The next Christmas I arrived laden down with gifts and with no expectation to receive gifts in return. That Christmas Bo bought me some tools from Sears, wrapped them and there did not seem to be any arguments, they were under the tree with my name on them. He sent me home with one of his saws as well and some plastic ties from a package of a zillion he had. He genuinely seemed to like me from day one but it took Betty awhile. A long while.
Betty would tell the same stories over and over and would repeat things almost verbatim, as though memorized and told as "story." I would go home from the visits and think to myself that she had spent so much time bragging about herself. I thought it was strange but Bob did not seem to see it at all so I thought it must be me...maybe I was exaggerating. Year after year I heard the same stories over and over. To me it seemed so odd but Bob did not find it strange.
When Bo died Bob started out calling his mother twice a day. For the original helicopter mom those calls were all she lived for. She hardly ever went out to play golf after Bo passed as that first year she nearly fell and hurt her shoulder. So, those calls meant a great deal. There didn't seem to be any friends and certainly no activities. She was never much of a reader, no crafts, no clubs and with golf curtailed that left, sitting at home waiting for "the calls."
I went out and purchased a laptop so that she could e-mail Bob and maybe get some interest from being online. I got her a digital camera so that she could take pictures without worrying about development. Almost daily I was on the phone with Betty, talking her through getting the computer on, finding the e-mail that had just "disappeared" without her touching "anything" and just turning the thing on and off. Dealing with her unplugging things because they felt warm or she heard a fan running was in itself frustrating. I could spend an hour a day talking with her and I did it over and over with as much patience as could be mustered. Trust me, she NEVER knew if I were frustrated by the calls, although she was always apologetic. That is something she has always been!
The laptop worked for the first year and a half maybe two, daily calls included. She looked forward to Bob e-mailing during lunch and she would sit and type out a long e-mail to him. What I would ever have to share with my kids for two calls and an e-mail I have NO CLUE! But, they seemed to be able to find things to say and I am glad I was able to give her the ability to do that.
One of the RED FLAGS that happened was one fall when Betty got home, she could not find the cords to her laptop and she started accusing her neighbors daughter, Vickie, of using the computer during the summer.
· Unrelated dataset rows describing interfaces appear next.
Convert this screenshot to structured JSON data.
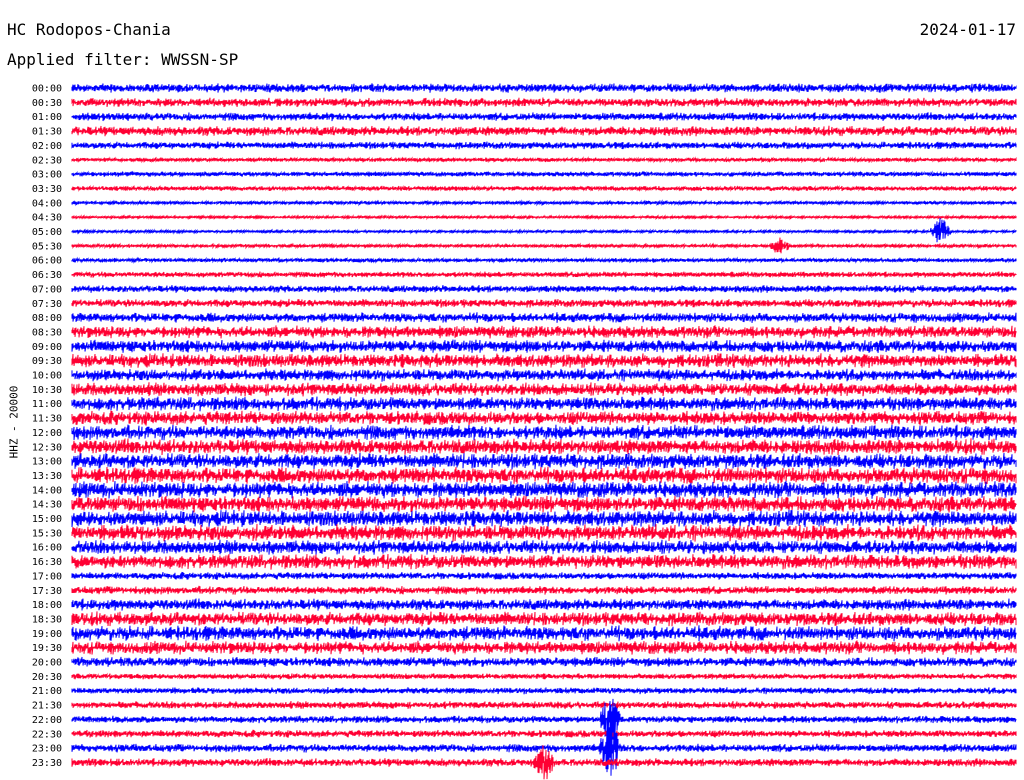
{
  "header": {
    "station": "HC Rodopos-Chania",
    "date": "2024-01-17",
    "filter_label": "Applied filter:",
    "filter_value": "WWSSN-SP"
  },
  "channel_label": "HHZ - 20000",
  "colors": {
    "trace_a": "#0000ff",
    "trace_b": "#ff0033",
    "background": "#ffffff",
    "text": "#000000"
  },
  "chart_data": {
    "type": "line",
    "title": "HC Rodopos-Chania",
    "xlabel": "",
    "ylabel": "HHZ - 20000",
    "y_tick_labels": [
      "00:00",
      "00:30",
      "01:00",
      "01:30",
      "02:00",
      "02:30",
      "03:00",
      "03:30",
      "04:00",
      "04:30",
      "05:00",
      "05:30",
      "06:00",
      "06:30",
      "07:00",
      "07:30",
      "08:00",
      "08:30",
      "09:00",
      "09:30",
      "10:00",
      "10:30",
      "11:00",
      "11:30",
      "12:00",
      "12:30",
      "13:00",
      "13:30",
      "14:00",
      "14:30",
      "15:00",
      "15:30",
      "16:00",
      "16:30",
      "17:00",
      "17:30",
      "18:00",
      "18:30",
      "19:00",
      "19:30",
      "20:00",
      "20:30",
      "21:00",
      "21:30",
      "22:00",
      "22:30",
      "23:00",
      "23:30"
    ],
    "trace_amplitude": [
      0.55,
      0.55,
      0.5,
      0.6,
      0.45,
      0.25,
      0.3,
      0.3,
      0.2,
      0.15,
      0.15,
      0.2,
      0.25,
      0.35,
      0.45,
      0.5,
      0.6,
      0.75,
      0.8,
      0.85,
      0.75,
      0.8,
      0.85,
      0.85,
      0.9,
      0.95,
      0.95,
      1.0,
      1.0,
      1.0,
      1.0,
      1.0,
      0.85,
      0.9,
      0.45,
      0.5,
      0.7,
      0.85,
      0.9,
      0.8,
      0.6,
      0.35,
      0.4,
      0.45,
      0.45,
      0.45,
      0.5,
      0.5
    ],
    "events": [
      {
        "row": "05:00",
        "position": 0.92,
        "amplitude": 2.0
      },
      {
        "row": "05:30",
        "position": 0.75,
        "amplitude": 1.0
      },
      {
        "row": "22:00",
        "position": 0.57,
        "amplitude": 3.0
      },
      {
        "row": "23:00",
        "position": 0.57,
        "amplitude": 4.0
      },
      {
        "row": "23:30",
        "position": 0.5,
        "amplitude": 2.0
      }
    ],
    "grid": false,
    "legend": "none"
  }
}
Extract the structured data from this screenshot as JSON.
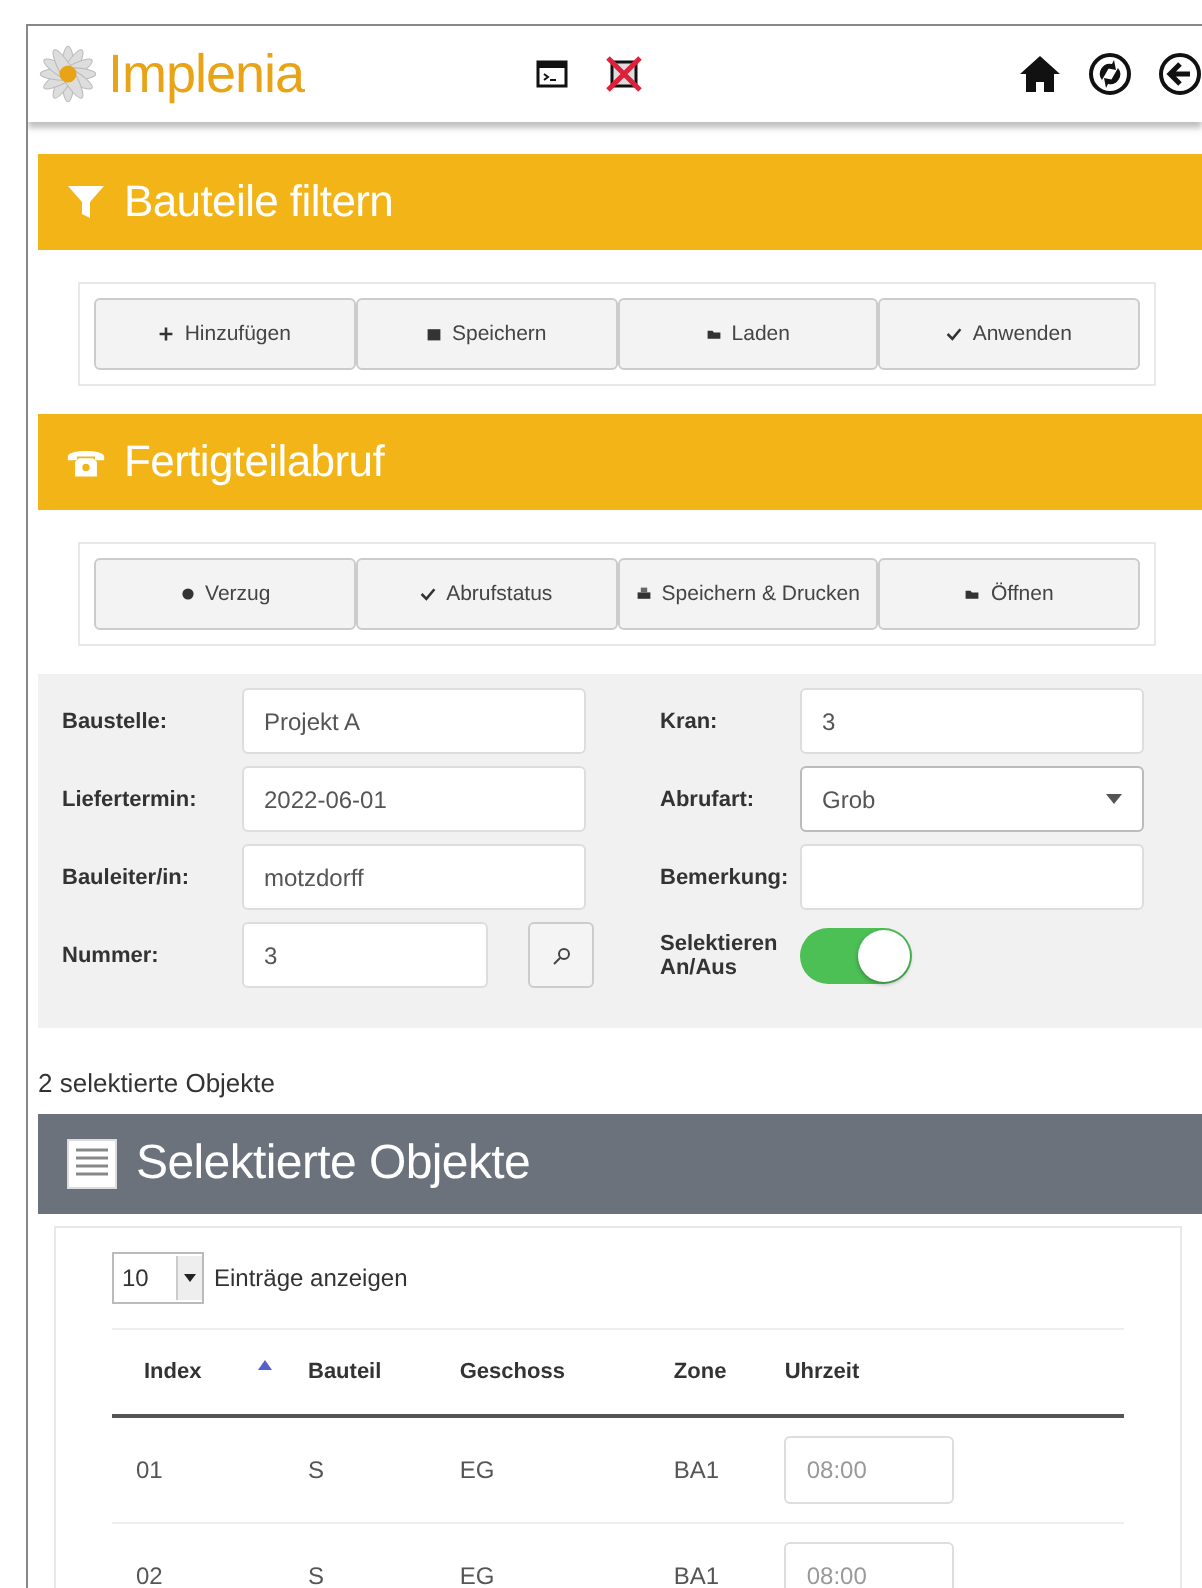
{
  "header": {
    "logo_text": "Implenia"
  },
  "filter_section": {
    "title": "Bauteile filtern",
    "buttons": [
      {
        "label": "Hinzufügen",
        "kind": "plus"
      },
      {
        "label": "Speichern",
        "kind": "save"
      },
      {
        "label": "Laden",
        "kind": "folder"
      },
      {
        "label": "Anwenden",
        "kind": "check"
      }
    ]
  },
  "callup_section": {
    "title": "Fertigteilabruf",
    "buttons": [
      {
        "label": "Verzug",
        "kind": "dot"
      },
      {
        "label": "Abrufstatus",
        "kind": "check"
      },
      {
        "label": "Speichern & Drucken",
        "kind": "print"
      },
      {
        "label": "Öffnen",
        "kind": "folder"
      }
    ]
  },
  "form": {
    "left": [
      {
        "label": "Baustelle:",
        "kind": "text",
        "value": "Projekt A"
      },
      {
        "label": "Liefertermin:",
        "kind": "text",
        "value": "2022-06-01"
      },
      {
        "label": "Bauleiter/in:",
        "kind": "text",
        "value": "motzdorff"
      },
      {
        "label": "Nummer:",
        "kind": "search",
        "value": "3"
      }
    ],
    "right": [
      {
        "label": "Kran:",
        "kind": "text",
        "value": "3"
      },
      {
        "label": "Abrufart:",
        "kind": "select",
        "value": "Grob"
      },
      {
        "label": "Bemerkung:",
        "kind": "textarea"
      },
      {
        "label": "Selektieren An/Aus",
        "kind": "toggle",
        "on": true
      }
    ]
  },
  "selection_count": "2 selektierte Objekte",
  "objects_section": {
    "title": "Selektierte Objekte",
    "page_size": "10",
    "page_size_label": "Einträge anzeigen",
    "table": {
      "columns": [
        {
          "label": "Index",
          "sorted": true
        },
        {
          "label": "Bauteil",
          "sorted": false
        },
        {
          "label": "Geschoss",
          "sorted": false
        },
        {
          "label": "Zone",
          "sorted": false
        },
        {
          "label": "Uhrzeit",
          "sorted": false
        }
      ],
      "rows": [
        {
          "index": "01",
          "bauteil": "S",
          "geschoss": "EG",
          "zone": "BA1",
          "uhrzeit_placeholder": "08:00"
        },
        {
          "index": "02",
          "bauteil": "S",
          "geschoss": "EG",
          "zone": "BA1",
          "uhrzeit_placeholder": "08:00"
        }
      ]
    }
  }
}
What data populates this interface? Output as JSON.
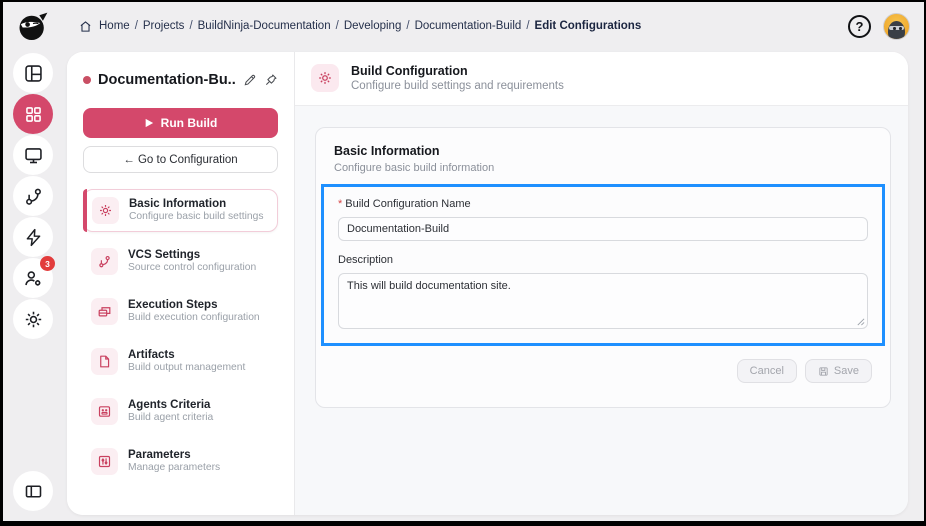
{
  "topbar": {
    "breadcrumb": {
      "separator": "/",
      "items": [
        "Home",
        "Projects",
        "BuildNinja-Documentation",
        "Developing",
        "Documentation-Build",
        "Edit Configurations"
      ]
    },
    "help_label": "?"
  },
  "rail": {
    "badge_count": "3"
  },
  "panel": {
    "title": "Documentation-Bu...",
    "run_button_label": "Run Build",
    "goto_button_label": "← Go to Configuration",
    "nav": [
      {
        "title": "Basic Information",
        "subtitle": "Configure basic build settings"
      },
      {
        "title": "VCS Settings",
        "subtitle": "Source control configuration"
      },
      {
        "title": "Execution Steps",
        "subtitle": "Build execution configuration"
      },
      {
        "title": "Artifacts",
        "subtitle": "Build output management"
      },
      {
        "title": "Agents Criteria",
        "subtitle": "Build agent criteria"
      },
      {
        "title": "Parameters",
        "subtitle": "Manage parameters"
      }
    ]
  },
  "main": {
    "header": {
      "title": "Build Configuration",
      "subtitle": "Configure build settings and requirements"
    },
    "card": {
      "title": "Basic Information",
      "subtitle": "Configure basic build information",
      "name_field": {
        "required_marker": "*",
        "label": "Build Configuration Name",
        "value": "Documentation-Build"
      },
      "description_field": {
        "label": "Description",
        "value": "This will build documentation site."
      },
      "cancel_label": "Cancel",
      "save_label": "Save"
    }
  },
  "colors": {
    "accent": "#d4486b",
    "highlight_border": "#1e90ff",
    "badge": "#e23c3c",
    "avatar_bg": "#efa92f"
  }
}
Vickie's mom and dad came over, no doubt pretty hurt and angry, and found the cord under the bed where Betty had hidden it before she left.
Luckily these neighbors knew Betty and loved her before this happened so they realized that things were changing with her memory, and have been kind about her forgetfulness.
When Bob and I got married, Bo had already passed. Betty had to go outside before the wedding and during the reception as she got to feeling faint. Helicopter mom. She actually told me she had an attack. I was having such a good time I just smiled and told her I was glad she felt better. That seemed to take care of it and she appeared to enjoy the rest of the day.
Betty always had good things to say about me, to me. But, she has often asked for pictures of me when Bob and I first met because she says, "I have told my family how you looked when you first met Bob and they can't believe it." (I have gained 30 pounds) Hello? So, I have tried to always be kind and respectful to Betty but have known that she has had issues with anyone being between her and her Bob who she has more than once called "her boyfriend."
That brings us to now. The caregiving. The tremendous patience it takes. Allowing dignity. Trying to think ahead of trouble. Listening to the neediness and knowing that a part of me remembers the years when I was on the #1 re-gift list. Putting her neediness before my needs when often I could curl up into a ball and beg to be left alone. Setting aside my sadness and realizing that she is afraid and sad beyond belief and that I would be a lesser person if I did not put her needs ahead of my own. Holding my tongue when Betty says things that could seem crazy when I know that it is the disease talking. And sometimes, no most times, she just needs to talk and feel less crazy not receive affirmation that she is crazy.
So, it is a struggle. I am only writing here about my struggle. I am only writing about the part that I feel safe to share.